Trading after a job layoff

Discussion in 'Trading' started by dfuang, Dec 17, 2003.

  1. dfuang


    I am about to be laid off from an insurance job in April. With a combination of severance and a company 401k, I could come up with about 20k. I am considering pursuing my dream of a full time trading life starting with this 20k. I have six months of unemployment to cover expenses while I learn and try to grow my account. I am not new to the world of finance and markets having previously been a series 7 licensed broker years ago. I have lived the market for the past 5 years trying to learn as much as possible. I know it 's a huge risk but I won't forgive myself if I don't try. My question is, given the 20k and my desire to start slowly and methodically, and having expenses covered for six months, do you think it's realistic? Finding another insurance job in my city will be tough as I'm not in sales but on the carrier side. Any thoughts or advice would be greatly appreciated...
  2. lindq


    Realistic, what? You mean earning a living by trading 20K? If you are prepared to eat beans and cat food for the next two years, and live out of a cardboard box, you may increase your odds beyond the 1 in 5,000 you are facing.
  3. I wouldn't suggest trading with the 401K; a not so smart idea.
  4. I think it's very tough but do-able. It's really a personal question and I doubt anyone here can give you the RIGHT answer. But like you said yourself, you wouldn't forgive yourself if you didn't try it so go for it!
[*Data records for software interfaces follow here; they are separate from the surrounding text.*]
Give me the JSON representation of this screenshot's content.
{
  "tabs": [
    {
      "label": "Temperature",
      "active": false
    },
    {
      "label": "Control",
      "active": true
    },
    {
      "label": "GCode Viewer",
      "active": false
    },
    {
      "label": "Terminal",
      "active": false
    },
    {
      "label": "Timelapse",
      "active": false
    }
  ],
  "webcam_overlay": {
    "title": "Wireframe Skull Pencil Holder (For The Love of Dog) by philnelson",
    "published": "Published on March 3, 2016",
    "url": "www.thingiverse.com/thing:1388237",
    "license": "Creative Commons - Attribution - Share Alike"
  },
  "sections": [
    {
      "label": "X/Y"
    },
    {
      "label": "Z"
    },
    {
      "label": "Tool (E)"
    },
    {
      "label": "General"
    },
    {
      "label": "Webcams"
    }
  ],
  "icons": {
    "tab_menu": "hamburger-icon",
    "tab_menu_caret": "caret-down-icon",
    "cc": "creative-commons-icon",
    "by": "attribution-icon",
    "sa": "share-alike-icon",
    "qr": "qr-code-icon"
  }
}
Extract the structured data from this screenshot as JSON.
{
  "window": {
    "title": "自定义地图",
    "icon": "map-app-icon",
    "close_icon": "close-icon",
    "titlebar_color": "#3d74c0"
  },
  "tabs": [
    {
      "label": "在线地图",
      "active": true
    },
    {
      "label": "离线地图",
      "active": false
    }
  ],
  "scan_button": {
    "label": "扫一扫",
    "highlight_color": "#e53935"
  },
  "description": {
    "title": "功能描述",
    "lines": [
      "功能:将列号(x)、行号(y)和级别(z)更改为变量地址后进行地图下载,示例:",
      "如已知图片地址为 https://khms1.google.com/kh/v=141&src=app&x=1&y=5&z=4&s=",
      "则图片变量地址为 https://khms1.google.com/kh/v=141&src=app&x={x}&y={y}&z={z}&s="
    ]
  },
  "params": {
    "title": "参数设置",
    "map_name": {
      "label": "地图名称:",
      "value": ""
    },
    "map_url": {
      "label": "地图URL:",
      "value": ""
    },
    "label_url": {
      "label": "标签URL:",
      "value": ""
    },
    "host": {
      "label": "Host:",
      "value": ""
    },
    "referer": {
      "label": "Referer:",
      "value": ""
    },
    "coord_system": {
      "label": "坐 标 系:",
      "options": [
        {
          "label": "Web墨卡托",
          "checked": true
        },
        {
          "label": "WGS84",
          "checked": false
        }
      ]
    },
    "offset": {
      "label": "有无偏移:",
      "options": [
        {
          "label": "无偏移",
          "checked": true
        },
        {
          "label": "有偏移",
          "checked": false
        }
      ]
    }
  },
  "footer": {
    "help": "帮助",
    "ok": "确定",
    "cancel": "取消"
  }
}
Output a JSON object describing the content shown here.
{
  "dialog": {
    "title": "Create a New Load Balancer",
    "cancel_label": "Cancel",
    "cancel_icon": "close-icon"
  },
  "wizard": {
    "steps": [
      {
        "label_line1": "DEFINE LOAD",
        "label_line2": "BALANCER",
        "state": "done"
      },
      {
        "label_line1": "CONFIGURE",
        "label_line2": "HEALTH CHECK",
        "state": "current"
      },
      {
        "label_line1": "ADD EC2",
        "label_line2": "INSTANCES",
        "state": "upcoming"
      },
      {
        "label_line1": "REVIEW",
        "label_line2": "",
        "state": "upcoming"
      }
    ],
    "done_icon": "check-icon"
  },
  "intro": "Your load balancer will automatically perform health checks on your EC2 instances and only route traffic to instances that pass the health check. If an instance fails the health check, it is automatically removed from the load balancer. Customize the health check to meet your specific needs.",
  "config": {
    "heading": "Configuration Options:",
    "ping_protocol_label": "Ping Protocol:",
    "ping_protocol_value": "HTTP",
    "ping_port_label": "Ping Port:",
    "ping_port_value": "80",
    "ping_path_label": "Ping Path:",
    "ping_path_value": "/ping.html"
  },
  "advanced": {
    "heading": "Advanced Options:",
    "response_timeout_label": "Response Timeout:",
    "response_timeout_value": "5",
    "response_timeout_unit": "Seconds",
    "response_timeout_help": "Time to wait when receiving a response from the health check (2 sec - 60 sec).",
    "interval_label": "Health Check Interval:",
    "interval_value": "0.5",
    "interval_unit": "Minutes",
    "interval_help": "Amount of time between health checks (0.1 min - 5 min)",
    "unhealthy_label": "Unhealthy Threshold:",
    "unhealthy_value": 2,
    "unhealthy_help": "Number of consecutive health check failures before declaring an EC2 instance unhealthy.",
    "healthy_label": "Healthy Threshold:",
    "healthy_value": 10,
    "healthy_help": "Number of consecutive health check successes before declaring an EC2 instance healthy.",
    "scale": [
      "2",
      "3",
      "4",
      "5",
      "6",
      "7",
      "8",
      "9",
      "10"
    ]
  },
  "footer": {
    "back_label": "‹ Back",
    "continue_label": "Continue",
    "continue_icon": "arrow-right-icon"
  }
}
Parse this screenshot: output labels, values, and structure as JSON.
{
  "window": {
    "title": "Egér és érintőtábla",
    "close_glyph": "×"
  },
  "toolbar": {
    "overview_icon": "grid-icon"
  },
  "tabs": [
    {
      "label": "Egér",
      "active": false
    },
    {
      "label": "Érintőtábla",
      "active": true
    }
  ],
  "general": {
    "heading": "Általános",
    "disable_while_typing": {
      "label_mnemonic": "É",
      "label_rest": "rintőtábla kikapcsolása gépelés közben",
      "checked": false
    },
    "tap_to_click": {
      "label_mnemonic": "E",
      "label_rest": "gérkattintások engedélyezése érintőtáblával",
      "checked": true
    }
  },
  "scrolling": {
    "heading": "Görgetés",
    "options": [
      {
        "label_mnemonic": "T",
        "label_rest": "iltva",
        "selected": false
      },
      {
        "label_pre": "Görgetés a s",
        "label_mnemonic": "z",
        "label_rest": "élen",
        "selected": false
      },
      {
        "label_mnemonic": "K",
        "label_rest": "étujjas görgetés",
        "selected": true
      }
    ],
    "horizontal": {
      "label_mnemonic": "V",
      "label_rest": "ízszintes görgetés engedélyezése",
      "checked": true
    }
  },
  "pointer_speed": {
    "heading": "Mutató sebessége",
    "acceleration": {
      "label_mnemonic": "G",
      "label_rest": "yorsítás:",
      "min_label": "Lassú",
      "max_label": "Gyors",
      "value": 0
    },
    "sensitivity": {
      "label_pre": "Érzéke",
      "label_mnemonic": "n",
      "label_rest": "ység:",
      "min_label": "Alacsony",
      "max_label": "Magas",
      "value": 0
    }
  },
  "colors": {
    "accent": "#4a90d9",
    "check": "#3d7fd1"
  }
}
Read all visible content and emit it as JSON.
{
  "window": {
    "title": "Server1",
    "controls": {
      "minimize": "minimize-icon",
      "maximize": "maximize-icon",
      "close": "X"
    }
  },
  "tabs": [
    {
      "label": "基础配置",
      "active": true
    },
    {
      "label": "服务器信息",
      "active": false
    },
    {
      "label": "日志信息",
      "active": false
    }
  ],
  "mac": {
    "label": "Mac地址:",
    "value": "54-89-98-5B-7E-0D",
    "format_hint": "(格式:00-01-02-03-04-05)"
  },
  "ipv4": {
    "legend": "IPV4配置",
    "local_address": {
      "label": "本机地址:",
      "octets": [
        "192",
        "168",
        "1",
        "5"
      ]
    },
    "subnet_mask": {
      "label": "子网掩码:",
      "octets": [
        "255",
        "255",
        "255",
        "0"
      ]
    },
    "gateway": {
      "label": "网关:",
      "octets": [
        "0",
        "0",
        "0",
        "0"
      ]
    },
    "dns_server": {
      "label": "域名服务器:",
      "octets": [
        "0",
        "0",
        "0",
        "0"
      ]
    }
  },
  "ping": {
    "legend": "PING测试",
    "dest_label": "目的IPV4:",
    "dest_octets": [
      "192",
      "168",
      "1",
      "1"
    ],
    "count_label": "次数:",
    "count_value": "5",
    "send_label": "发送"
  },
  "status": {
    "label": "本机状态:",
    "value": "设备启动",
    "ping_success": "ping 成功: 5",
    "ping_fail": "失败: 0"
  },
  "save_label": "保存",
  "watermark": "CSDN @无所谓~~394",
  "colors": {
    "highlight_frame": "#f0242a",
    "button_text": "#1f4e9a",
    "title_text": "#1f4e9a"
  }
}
  5. congrats. sometimes a kick in the butt is what it takes to start again. i would rec you starting at a prop firm where you can put up 5-10k of your capital and trade the firms money. there are several firms on ET who are good.

    best wishes,

  6. dfuang


    just to clarify, I wouldn't be trading the 401. I'd cash it out and the combination of immediate vesting on the match and it's performance would leave me not taking to bad a hit with the taxes and 10% penalty.

    A prop firm isn't a bad idea. I'm just starting to look into that. Although I must say, the idea of doing it on my own seems satisfying even if it's a longer shot.

    I wouldn't be under any huge pressure to cover expenses for close to a year. This just feels like a crossroad in my life and the idea of coming back to the corporate world is depressing. I've always been a risk taker at heart and the action of the market calls to me.

    I just know that from the standpoint of capital, I'm behind the eight ball.
  7. I agree with Marketsurfer. If youv'e been watching the markets for 5yr and are not a trader by now, having people next to you might be that extra boost. You would also have their leverage and get your learning curve down alot. You could also try the emini which you also have leverage and you'd only have to learn 1 market/index. If you want to do it, it can be done. Rember all great things began with a dream. It's the people with the heart and discipline that can make it come true.
  8. dfuang


    well, the 5 years have been while I'm working as an Insurance Underwriter. The stability of the job and having a family have just kept me on the sidelines. But now, given the layoff I think it just might be a sign to get in. And I'll be leaving with around 12k that's really free money from my company. That's the why now answer.
  9. Trading with a prop firm is a good idea, because they would handle all of the equiptment, software, connections etc; and you could still be drawing an unemployment check.
  10. shfly


    FWIW dept:

    Since 20K is on the low side, considering living expenses etc., you could look into a job working the afternoons/evenings/weekends, while you find a way to become consistently profitable.

    Anything is doable!!!:cool:
    #10     Dec 17, 2003